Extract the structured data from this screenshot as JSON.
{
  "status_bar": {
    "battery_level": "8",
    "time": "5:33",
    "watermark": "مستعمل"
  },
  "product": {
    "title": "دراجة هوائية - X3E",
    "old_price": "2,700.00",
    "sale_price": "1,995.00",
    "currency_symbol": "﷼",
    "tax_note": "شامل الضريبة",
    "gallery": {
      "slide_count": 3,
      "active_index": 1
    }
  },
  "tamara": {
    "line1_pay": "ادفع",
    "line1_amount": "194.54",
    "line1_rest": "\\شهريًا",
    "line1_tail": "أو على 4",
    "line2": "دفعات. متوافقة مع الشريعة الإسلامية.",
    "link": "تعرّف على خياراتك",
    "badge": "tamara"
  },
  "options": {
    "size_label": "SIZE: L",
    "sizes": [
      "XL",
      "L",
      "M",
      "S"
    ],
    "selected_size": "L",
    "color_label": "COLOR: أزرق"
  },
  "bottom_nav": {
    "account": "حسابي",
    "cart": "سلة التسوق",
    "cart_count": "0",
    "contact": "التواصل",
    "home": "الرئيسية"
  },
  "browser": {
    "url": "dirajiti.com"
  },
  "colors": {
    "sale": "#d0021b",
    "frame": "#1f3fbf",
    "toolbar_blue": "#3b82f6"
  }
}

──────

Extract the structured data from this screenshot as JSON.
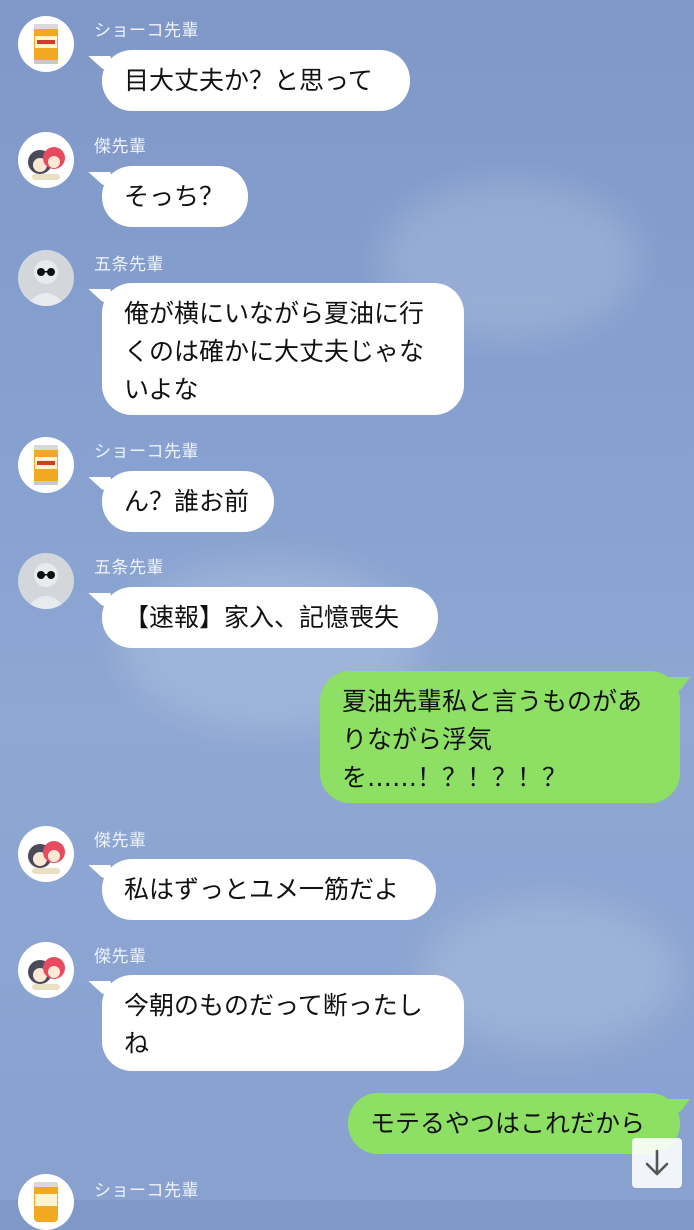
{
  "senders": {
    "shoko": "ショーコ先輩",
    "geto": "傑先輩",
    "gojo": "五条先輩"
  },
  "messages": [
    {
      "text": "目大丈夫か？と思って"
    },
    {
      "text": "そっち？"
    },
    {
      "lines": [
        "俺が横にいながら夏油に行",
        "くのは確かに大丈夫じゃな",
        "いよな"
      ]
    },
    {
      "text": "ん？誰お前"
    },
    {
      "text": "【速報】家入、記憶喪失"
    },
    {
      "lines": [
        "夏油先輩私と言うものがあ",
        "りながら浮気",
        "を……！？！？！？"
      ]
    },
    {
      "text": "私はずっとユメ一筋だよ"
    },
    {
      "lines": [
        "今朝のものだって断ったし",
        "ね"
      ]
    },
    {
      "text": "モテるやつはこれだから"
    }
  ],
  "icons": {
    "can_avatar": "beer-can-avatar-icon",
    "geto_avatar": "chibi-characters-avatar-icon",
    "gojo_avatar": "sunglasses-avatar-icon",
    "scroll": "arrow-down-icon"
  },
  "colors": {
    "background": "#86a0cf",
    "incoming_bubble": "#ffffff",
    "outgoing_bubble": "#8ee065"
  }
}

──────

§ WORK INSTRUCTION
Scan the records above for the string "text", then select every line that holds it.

§ ANSWER AREA
      "text": "目大丈夫か？と思って"
      "text": "そっち？"
      "text": "ん？誰お前"
      "text": "【速報】家入、記憶喪失"
      "text": "私はずっとユメ一筋だよ"
      "text": "モテるやつはこれだから"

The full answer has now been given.